- [HOW TO COMPLETE THIS TASK]: Restate each entry word for word. Keep every detail intact.

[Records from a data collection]

○ ○ ○ ○ ○

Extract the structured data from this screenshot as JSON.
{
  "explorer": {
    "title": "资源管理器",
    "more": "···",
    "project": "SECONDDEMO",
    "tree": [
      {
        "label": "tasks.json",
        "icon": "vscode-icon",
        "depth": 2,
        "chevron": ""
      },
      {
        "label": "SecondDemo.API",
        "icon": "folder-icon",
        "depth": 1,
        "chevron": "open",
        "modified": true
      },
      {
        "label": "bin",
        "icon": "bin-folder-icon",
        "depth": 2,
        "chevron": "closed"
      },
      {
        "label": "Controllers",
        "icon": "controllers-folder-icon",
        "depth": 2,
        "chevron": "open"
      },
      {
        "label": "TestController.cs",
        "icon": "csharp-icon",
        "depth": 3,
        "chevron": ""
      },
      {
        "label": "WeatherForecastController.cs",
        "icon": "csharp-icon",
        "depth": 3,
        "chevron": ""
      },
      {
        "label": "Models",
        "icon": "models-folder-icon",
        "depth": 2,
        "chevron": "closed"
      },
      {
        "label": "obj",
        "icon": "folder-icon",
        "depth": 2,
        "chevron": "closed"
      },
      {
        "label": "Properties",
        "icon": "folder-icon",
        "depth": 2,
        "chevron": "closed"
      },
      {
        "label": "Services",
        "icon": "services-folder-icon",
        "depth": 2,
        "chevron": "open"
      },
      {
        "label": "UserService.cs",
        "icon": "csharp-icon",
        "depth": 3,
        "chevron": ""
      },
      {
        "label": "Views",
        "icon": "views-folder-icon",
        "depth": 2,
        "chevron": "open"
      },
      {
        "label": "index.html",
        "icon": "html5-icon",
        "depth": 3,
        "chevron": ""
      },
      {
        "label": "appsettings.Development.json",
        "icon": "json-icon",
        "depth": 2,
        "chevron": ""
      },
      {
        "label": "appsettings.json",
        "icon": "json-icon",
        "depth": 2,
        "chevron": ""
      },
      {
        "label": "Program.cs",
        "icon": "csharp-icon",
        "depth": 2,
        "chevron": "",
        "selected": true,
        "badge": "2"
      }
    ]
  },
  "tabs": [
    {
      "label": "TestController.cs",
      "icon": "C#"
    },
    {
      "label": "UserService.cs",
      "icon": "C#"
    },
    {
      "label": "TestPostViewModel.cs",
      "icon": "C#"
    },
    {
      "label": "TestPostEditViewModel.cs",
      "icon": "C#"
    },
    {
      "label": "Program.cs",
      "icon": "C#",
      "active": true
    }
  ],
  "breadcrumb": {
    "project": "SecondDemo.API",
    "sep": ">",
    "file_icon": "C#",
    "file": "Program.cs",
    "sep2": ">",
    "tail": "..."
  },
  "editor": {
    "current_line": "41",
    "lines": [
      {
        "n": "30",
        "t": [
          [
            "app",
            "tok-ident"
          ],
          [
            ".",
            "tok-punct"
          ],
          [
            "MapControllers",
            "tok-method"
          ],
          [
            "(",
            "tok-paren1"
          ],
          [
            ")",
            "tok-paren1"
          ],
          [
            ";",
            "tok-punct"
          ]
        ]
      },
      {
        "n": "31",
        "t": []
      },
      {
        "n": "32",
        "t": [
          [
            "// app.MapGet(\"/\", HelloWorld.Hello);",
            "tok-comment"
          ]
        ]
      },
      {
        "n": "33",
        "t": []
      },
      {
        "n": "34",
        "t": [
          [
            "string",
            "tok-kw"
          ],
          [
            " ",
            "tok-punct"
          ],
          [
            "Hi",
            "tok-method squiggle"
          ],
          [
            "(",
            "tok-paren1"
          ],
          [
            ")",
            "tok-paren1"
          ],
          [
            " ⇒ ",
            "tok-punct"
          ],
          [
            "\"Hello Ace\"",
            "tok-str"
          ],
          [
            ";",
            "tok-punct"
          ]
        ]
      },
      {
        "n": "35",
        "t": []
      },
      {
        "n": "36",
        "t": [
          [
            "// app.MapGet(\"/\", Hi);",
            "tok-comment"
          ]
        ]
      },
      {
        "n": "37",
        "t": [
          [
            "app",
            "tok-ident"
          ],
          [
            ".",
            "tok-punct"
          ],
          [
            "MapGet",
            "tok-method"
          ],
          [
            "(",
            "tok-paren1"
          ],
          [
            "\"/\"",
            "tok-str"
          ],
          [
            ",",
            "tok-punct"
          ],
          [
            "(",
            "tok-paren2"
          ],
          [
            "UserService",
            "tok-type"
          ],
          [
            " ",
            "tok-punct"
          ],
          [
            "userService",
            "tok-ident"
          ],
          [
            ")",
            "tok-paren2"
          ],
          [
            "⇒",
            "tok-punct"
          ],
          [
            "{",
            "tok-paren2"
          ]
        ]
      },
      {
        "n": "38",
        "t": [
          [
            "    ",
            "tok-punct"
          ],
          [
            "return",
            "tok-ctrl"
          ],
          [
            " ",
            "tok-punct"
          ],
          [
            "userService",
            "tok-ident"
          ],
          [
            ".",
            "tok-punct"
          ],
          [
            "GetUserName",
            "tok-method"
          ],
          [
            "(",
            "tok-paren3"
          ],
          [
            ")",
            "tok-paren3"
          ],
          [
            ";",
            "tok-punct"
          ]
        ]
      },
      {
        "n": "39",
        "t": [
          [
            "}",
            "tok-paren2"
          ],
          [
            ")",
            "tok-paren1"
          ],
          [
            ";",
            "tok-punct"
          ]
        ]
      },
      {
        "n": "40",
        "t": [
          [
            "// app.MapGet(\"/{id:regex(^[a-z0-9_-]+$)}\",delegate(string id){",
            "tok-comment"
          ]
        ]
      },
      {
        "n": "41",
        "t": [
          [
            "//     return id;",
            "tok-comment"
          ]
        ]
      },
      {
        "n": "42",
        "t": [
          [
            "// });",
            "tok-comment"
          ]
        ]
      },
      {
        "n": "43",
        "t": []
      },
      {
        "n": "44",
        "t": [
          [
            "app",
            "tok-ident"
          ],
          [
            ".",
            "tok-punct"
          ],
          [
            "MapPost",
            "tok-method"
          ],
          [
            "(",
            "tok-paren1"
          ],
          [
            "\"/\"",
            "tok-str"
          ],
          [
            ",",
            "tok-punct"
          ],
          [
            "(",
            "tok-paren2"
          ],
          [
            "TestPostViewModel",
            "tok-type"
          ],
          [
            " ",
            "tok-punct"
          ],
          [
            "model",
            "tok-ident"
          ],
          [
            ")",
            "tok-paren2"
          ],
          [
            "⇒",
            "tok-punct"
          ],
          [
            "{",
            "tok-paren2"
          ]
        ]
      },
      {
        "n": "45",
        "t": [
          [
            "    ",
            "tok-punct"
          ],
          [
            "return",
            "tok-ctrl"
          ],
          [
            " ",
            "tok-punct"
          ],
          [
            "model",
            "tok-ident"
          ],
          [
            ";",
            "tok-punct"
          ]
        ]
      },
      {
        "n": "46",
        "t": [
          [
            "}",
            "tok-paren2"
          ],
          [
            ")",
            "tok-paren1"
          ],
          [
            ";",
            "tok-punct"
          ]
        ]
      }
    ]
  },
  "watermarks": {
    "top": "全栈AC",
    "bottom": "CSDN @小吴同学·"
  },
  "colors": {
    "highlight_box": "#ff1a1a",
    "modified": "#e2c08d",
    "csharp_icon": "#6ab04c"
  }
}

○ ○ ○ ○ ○

- [YOUR SOLUTION]:
Extract the structured data from this screenshot as JSON.
{
  "explorer": {
    "title": "资源管理器",
    "more": "···",
    "project": "SECONDDEMO",
    "tree": [
      {
        "label": "tasks.json",
        "icon": "vscode-icon",
        "depth": 2,
        "chevron": ""
      },
      {
        "label": "SecondDemo.API",
        "icon": "folder-icon",
        "depth": 1,
        "chevron": "open",
        "modified": true
      },
      {
        "label": "bin",
        "icon": "bin-folder-icon",
        "depth": 2,
        "chevron": "closed"
      },
      {
        "label": "Controllers",
        "icon": "controllers-folder-icon",
        "depth": 2,
        "chevron": "open"
      },
      {
        "label": "TestController.cs",
        "icon": "csharp-icon",
        "depth": 3,
        "chevron": ""
      },
      {
        "label": "WeatherForecastController.cs",
        "icon": "csharp-icon",
        "depth": 3,
        "chevron": ""
      },
      {
        "label": "Models",
        "icon": "models-folder-icon",
        "depth": 2,
        "chevron": "closed"
      },
      {
        "label": "obj",
        "icon": "folder-icon",
        "depth": 2,
        "chevron": "closed"
      },
      {
        "label": "Properties",
        "icon": "folder-icon",
        "depth": 2,
        "chevron": "closed"
      },
      {
        "label": "Services",
        "icon": "services-folder-icon",
        "depth": 2,
        "chevron": "open"
      },
      {
        "label": "UserService.cs",
        "icon": "csharp-icon",
        "depth": 3,
        "chevron": ""
      },
      {
        "label": "Views",
        "icon": "views-folder-icon",
        "depth": 2,
        "chevron": "open"
      },
      {
        "label": "index.html",
        "icon": "html5-icon",
        "depth": 3,
        "chevron": ""
      },
      {
        "label": "appsettings.Development.json",
        "icon": "json-icon",
        "depth": 2,
        "chevron": ""
      },
      {
        "label": "appsettings.json",
        "icon": "json-icon",
        "depth": 2,
        "chevron": ""
      },
      {
        "label": "Program.cs",
        "icon": "csharp-icon",
        "depth": 2,
        "chevron": "",
        "selected": true,
        "badge": "2"
      }
    ]
  },
  "tabs": [
    {
      "label": "TestController.cs",
      "icon": "C#"
    },
    {
      "label": "UserService.cs",
      "icon": "C#"
    },
    {
      "label": "TestPostViewModel.cs",
      "icon": "C#"
    },
    {
      "label": "TestPostEditViewModel.cs",
      "icon": "C#"
    },
    {
      "label": "Program.cs",
      "icon": "C#",
      "active": true
    }
  ],
  "breadcrumb": {
    "project": "SecondDemo.API",
    "sep": ">",
    "file_icon": "C#",
    "file": "Program.cs",
    "sep2": ">",
    "tail": "..."
  },
  "editor": {
    "current_line": "41",
    "lines": [
      {
        "n": "30",
        "t": [
          [
            "app",
            "tok-ident"
          ],
          [
            ".",
            "tok-punct"
          ],
          [
            "MapControllers",
            "tok-method"
          ],
          [
            "(",
            "tok-paren1"
          ],
          [
            ")",
            "tok-paren1"
          ],
          [
            ";",
            "tok-punct"
          ]
        ]
      },
      {
        "n": "31",
        "t": []
      },
      {
        "n": "32",
        "t": [
          [
            "// app.MapGet(\"/\", HelloWorld.Hello);",
            "tok-comment"
          ]
        ]
      },
      {
        "n": "33",
        "t": []
      },
      {
        "n": "34",
        "t": [
          [
            "string",
            "tok-kw"
          ],
          [
            " ",
            "tok-punct"
          ],
          [
            "Hi",
            "tok-method squiggle"
          ],
          [
            "(",
            "tok-paren1"
          ],
          [
            ")",
            "tok-paren1"
          ],
          [
            " ⇒ ",
            "tok-punct"
          ],
          [
            "\"Hello Ace\"",
            "tok-str"
          ],
          [
            ";",
            "tok-punct"
          ]
        ]
      },
      {
        "n": "35",
        "t": []
      },
      {
        "n": "36",
        "t": [
          [
            "// app.MapGet(\"/\", Hi);",
            "tok-comment"
          ]
        ]
      },
      {
        "n": "37",
        "t": [
          [
            "app",
            "tok-ident"
          ],
          [
            ".",
            "tok-punct"
          ],
          [
            "MapGet",
            "tok-method"
          ],
          [
            "(",
            "tok-paren1"
          ],
          [
            "\"/\"",
            "tok-str"
          ],
          [
            ",",
            "tok-punct"
          ],
          [
            "(",
            "tok-paren2"
          ],
          [
            "UserService",
            "tok-type"
          ],
          [
            " ",
            "tok-punct"
          ],
          [
            "userService",
            "tok-ident"
          ],
          [
            ")",
            "tok-paren2"
          ],
          [
            "⇒",
            "tok-punct"
          ],
          [
            "{",
            "tok-paren2"
          ]
        ]
      },
      {
        "n": "38",
        "t": [
          [
            "    ",
            "tok-punct"
          ],
          [
            "return",
            "tok-ctrl"
          ],
          [
            " ",
            "tok-punct"
          ],
          [
            "userService",
            "tok-ident"
          ],
          [
            ".",
            "tok-punct"
          ],
          [
            "GetUserName",
            "tok-method"
          ],
          [
            "(",
            "tok-paren3"
          ],
          [
            ")",
            "tok-paren3"
          ],
          [
            ";",
            "tok-punct"
          ]
        ]
      },
      {
        "n": "39",
        "t": [
          [
            "}",
            "tok-paren2"
          ],
          [
            ")",
            "tok-paren1"
          ],
          [
            ";",
            "tok-punct"
          ]
        ]
      },
      {
        "n": "40",
        "t": [
          [
            "// app.MapGet(\"/{id:regex(^[a-z0-9_-]+$)}\",delegate(string id){",
            "tok-comment"
          ]
        ]
      },
      {
        "n": "41",
        "t": [
          [
            "//     return id;",
            "tok-comment"
          ]
        ]
      },
      {
        "n": "42",
        "t": [
          [
            "// });",
            "tok-comment"
          ]
        ]
      },
      {
        "n": "43",
        "t": []
      },
      {
        "n": "44",
        "t": [
          [
            "app",
            "tok-ident"
          ],
          [
            ".",
            "tok-punct"
          ],
          [
            "MapPost",
            "tok-method"
          ],
          [
            "(",
            "tok-paren1"
          ],
          [
            "\"/\"",
            "tok-str"
          ],
          [
            ",",
            "tok-punct"
          ],
          [
            "(",
            "tok-paren2"
          ],
          [
            "TestPostViewModel",
            "tok-type"
          ],
          [
            " ",
            "tok-punct"
          ],
          [
            "model",
            "tok-ident"
          ],
          [
            ")",
            "tok-paren2"
          ],
          [
            "⇒",
            "tok-punct"
          ],
          [
            "{",
            "tok-paren2"
          ]
        ]
      },
      {
        "n": "45",
        "t": [
          [
            "    ",
            "tok-punct"
          ],
          [
            "return",
            "tok-ctrl"
          ],
          [
            " ",
            "tok-punct"
          ],
          [
            "model",
            "tok-ident"
          ],
          [
            ";",
            "tok-punct"
          ]
        ]
      },
      {
        "n": "46",
        "t": [
          [
            "}",
            "tok-paren2"
          ],
          [
            ")",
            "tok-paren1"
          ],
          [
            ";",
            "tok-punct"
          ]
        ]
      }
    ]
  },
  "watermarks": {
    "top": "全栈AC",
    "bottom": "CSDN @小吴同学·"
  },
  "colors": {
    "highlight_box": "#ff1a1a",
    "modified": "#e2c08d",
    "csharp_icon": "#6ab04c"
  }
}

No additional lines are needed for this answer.